Like Harry and Sally, Edward and Vivian, Joe and Kathleen, and other exalted rom-com pairs, Fred and Charlotte represent a case of supposed opposites attracting. Fred, who writes for a local rag that evokes a mash-up of Vice and the Village Voice, is brash, unkempt, judgmental, and uncompromising. Charlotte, in her ambitious quest to actually save the world while climbing a slippery political ladder, is tactful, chic, open-minded, and persuadable. These two are idealistic humanitarians at heart; they bonded in adolescence over how deeply they cared about issues that most Americans ignored, like recycling and global warming. When they bump into each other as adults at a Manhattan charity event, one can almost see their kindred sparks. Obviously, it is unlikely that a guy who looks and acts like Rogen’s character would enchant Theron’s—and even more unlikely that she would hire him to punch up her speeches after watching him pillory a media mogul and then nosedive down a staircase. But common sense matters little in the pursuit of feel-good, against-all-odds, shoot-for-the-stars romance.

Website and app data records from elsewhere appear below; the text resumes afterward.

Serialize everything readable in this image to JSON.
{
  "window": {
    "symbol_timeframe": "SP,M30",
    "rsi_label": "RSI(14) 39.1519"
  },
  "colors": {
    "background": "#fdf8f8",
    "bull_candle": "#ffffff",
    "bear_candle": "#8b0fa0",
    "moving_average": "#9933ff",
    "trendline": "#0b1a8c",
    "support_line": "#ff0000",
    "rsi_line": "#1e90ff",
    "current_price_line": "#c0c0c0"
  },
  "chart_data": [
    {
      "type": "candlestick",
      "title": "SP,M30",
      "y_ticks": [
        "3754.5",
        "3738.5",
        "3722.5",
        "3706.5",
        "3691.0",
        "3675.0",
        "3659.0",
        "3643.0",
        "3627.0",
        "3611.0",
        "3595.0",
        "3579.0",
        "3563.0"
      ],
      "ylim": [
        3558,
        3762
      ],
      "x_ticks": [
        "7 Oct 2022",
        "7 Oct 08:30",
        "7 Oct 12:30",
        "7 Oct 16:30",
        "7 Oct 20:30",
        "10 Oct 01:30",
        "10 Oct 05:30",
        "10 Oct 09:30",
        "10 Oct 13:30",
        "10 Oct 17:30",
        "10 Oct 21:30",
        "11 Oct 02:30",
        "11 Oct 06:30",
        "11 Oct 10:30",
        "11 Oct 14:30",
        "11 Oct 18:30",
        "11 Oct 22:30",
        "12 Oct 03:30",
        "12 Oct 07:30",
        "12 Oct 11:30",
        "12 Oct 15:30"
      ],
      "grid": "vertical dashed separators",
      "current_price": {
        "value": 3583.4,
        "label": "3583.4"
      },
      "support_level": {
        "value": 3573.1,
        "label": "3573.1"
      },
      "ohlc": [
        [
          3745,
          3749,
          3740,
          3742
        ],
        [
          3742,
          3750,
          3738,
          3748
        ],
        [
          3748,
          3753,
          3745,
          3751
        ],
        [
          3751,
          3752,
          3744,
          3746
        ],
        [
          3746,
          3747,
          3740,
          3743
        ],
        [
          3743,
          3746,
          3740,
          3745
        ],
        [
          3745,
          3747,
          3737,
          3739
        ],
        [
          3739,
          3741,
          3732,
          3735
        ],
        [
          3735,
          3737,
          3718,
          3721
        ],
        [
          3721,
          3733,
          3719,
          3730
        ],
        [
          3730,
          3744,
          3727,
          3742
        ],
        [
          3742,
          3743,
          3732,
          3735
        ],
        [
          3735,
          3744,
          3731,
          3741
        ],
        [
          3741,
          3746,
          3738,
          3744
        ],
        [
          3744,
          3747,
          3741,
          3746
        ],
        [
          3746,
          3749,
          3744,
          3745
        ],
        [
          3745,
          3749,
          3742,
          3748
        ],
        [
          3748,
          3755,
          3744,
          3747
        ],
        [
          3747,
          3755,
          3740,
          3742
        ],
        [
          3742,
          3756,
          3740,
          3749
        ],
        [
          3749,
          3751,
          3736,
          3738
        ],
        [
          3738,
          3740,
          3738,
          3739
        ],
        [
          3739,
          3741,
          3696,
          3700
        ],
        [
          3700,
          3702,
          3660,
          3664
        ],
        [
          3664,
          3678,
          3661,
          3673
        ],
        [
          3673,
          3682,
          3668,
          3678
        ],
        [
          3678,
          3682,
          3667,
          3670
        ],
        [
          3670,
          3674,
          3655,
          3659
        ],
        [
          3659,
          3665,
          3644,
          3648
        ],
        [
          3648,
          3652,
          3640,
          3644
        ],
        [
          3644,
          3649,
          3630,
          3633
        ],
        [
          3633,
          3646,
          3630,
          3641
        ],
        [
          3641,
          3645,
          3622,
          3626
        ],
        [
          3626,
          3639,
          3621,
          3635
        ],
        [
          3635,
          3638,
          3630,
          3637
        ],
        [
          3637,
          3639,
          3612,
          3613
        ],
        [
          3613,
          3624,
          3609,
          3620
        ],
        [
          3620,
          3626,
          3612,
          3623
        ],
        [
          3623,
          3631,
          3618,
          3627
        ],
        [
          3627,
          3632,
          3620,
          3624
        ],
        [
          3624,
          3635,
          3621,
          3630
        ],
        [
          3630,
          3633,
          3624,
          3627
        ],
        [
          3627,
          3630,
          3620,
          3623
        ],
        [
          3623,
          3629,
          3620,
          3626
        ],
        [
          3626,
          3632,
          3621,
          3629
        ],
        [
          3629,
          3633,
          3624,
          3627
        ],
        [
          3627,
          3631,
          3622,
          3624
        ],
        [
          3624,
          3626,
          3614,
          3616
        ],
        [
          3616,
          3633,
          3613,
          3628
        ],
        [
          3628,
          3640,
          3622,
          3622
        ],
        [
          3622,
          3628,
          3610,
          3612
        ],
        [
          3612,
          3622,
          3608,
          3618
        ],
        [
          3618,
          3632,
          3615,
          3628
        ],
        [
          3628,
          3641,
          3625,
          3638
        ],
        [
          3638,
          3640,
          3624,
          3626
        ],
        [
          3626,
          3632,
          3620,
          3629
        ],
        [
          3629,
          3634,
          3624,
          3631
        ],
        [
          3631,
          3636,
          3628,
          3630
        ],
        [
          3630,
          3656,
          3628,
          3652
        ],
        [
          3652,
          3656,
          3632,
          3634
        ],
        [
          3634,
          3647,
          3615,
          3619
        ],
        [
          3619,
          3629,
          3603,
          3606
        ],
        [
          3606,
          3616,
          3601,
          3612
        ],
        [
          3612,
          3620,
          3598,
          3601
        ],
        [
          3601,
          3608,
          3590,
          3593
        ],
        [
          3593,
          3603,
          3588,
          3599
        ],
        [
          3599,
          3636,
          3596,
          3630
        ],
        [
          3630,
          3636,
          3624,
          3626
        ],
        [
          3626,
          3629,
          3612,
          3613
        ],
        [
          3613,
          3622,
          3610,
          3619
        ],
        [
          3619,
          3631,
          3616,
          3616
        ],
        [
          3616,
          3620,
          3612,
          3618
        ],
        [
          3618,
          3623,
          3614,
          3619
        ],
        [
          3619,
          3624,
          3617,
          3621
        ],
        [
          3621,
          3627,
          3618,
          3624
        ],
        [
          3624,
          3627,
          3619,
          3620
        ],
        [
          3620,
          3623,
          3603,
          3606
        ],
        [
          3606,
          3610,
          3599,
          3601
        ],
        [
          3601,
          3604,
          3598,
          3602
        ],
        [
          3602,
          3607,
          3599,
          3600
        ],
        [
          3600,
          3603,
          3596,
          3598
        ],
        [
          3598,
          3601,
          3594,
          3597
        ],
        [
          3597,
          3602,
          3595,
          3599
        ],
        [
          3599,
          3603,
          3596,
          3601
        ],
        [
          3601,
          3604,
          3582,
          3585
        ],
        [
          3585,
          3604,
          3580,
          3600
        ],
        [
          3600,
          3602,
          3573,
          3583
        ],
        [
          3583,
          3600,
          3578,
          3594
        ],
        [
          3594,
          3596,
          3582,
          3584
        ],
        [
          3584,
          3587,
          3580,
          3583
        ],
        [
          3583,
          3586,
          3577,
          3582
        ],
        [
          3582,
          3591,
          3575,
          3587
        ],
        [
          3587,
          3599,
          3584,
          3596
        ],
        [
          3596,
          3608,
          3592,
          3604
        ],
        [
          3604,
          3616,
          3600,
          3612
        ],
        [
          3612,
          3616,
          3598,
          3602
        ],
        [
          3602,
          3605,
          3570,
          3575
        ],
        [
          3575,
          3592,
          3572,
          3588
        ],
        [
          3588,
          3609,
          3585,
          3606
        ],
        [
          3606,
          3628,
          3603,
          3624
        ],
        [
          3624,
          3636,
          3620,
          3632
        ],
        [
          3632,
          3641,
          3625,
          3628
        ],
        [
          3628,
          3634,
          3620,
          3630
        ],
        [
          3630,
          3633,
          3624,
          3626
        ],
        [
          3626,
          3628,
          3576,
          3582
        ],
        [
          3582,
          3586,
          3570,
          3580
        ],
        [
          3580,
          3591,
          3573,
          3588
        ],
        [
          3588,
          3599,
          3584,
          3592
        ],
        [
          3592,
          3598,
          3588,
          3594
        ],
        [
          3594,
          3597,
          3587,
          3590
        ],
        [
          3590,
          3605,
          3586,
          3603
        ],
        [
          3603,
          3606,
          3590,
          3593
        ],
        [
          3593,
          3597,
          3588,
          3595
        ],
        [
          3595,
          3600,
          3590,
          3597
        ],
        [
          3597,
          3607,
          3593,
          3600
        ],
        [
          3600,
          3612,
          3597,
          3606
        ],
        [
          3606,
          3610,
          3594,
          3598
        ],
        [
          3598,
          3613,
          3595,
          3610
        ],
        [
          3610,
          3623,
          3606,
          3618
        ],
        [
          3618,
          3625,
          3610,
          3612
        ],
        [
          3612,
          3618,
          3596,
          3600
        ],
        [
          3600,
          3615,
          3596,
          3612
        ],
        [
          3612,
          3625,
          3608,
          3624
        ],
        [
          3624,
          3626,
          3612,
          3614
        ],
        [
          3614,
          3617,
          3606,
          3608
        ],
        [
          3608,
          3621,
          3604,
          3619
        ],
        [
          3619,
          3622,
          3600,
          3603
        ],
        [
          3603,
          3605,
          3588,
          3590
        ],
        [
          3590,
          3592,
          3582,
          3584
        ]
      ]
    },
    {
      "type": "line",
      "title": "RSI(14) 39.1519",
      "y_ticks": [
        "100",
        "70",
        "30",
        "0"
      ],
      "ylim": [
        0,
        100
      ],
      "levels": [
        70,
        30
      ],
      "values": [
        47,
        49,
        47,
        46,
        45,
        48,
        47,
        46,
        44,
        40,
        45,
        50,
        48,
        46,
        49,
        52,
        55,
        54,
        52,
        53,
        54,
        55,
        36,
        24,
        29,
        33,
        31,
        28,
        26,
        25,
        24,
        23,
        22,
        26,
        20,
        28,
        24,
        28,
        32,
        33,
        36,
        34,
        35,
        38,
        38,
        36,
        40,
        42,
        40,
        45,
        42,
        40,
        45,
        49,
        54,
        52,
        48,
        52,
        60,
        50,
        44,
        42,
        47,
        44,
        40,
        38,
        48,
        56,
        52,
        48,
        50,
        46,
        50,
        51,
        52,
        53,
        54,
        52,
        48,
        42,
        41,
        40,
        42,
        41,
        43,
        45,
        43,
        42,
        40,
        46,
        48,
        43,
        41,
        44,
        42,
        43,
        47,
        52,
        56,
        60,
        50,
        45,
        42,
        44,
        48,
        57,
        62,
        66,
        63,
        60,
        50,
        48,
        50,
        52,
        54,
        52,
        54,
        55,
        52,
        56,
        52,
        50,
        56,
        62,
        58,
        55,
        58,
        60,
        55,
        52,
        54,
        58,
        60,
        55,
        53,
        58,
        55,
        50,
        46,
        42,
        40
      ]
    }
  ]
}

Director Jonathan Levine, who previously teamed with Rogen on 50/50 and The Night Before, works some glimmers of political satire and ribaldry into Long Shot‘s cavalcade of tropes. Many of the jokes are weak, eliciting light chuckles if anything; but the few knee-slappers that emerge from the film’s most outrageous situations will likely be the moments for which Long Shot is best remembered, like when Charlotte negotiates the release of a hostage while high on MDMA.
Long Shot‘s strongest asset, though—which, upon reflection, also exposes the movie’s greatest flaw—is Theron. For years she has excelled at dark comedy, evidenced by her prickly turns in the Jason Reitman-Diablo Cody films Young Adult and Tully, not to mention her off-kilter guest spot on Arrested Development. She’s funny here, but only when the script gives her some edge to chew on, which doesn’t happen enough.
Many critics have already categorized Long Shot as more like Veep meets Notting Hill than The American President. I, however, longed for Charlotte to be as acerbic, outré, and uproarious as Veep‘s Selina Meyer. I also bristled at Long Shot‘s conclusion: that the woman has to change for her man while he basically stays the same. (I guess he learned how to be less judgmental, or at least that’s what the screenwriters want me to think.) In one of several explanation-laden scenes, Fred’s best friend (O’Shea Jackson Jr.) tells him that he judges people too much in the name of white-knight liberalism. Meanwhile, Charlotte jeopardizes what she has wanted and worked for her entire life in the name of integrity, but also to publicly endorse and hold on to her man. It’s a huge sacrifice that Fred does not reciprocate; but they’re cute together, so the outcome is less offensive than it is disappointing.
Still, the movie ticks its post-Trump, post-MeToo feminist boxes in other ways, like showing how Charlotte and her advisers’ concern with optics is justified. As a woman in politics, Charlotte knows full well that the general public will view her anger as hysterics, her assertiveness as bitchiness, and any misstep as more damning than one made by a man. Cowriters Dan Sterling (The Interview) and Liz Hannah (The Post) handle this material and the romantic side of Charlotte and Fred’s relationship best, though neither element is as daring or clever as it could have been.
But here’s the thing: rom-coms, probably more than films of any other genre, are supposed to be vehicles for escapism. Rom-com fans rely on them for this, too, especially when the current climate—both the political and literal—is inflamed. Ergo, Long Shot accomplishes what any decent romantic comedy sets out to do: induce some laughs, awwws, and sighs of relief at a tidy, happy ending. v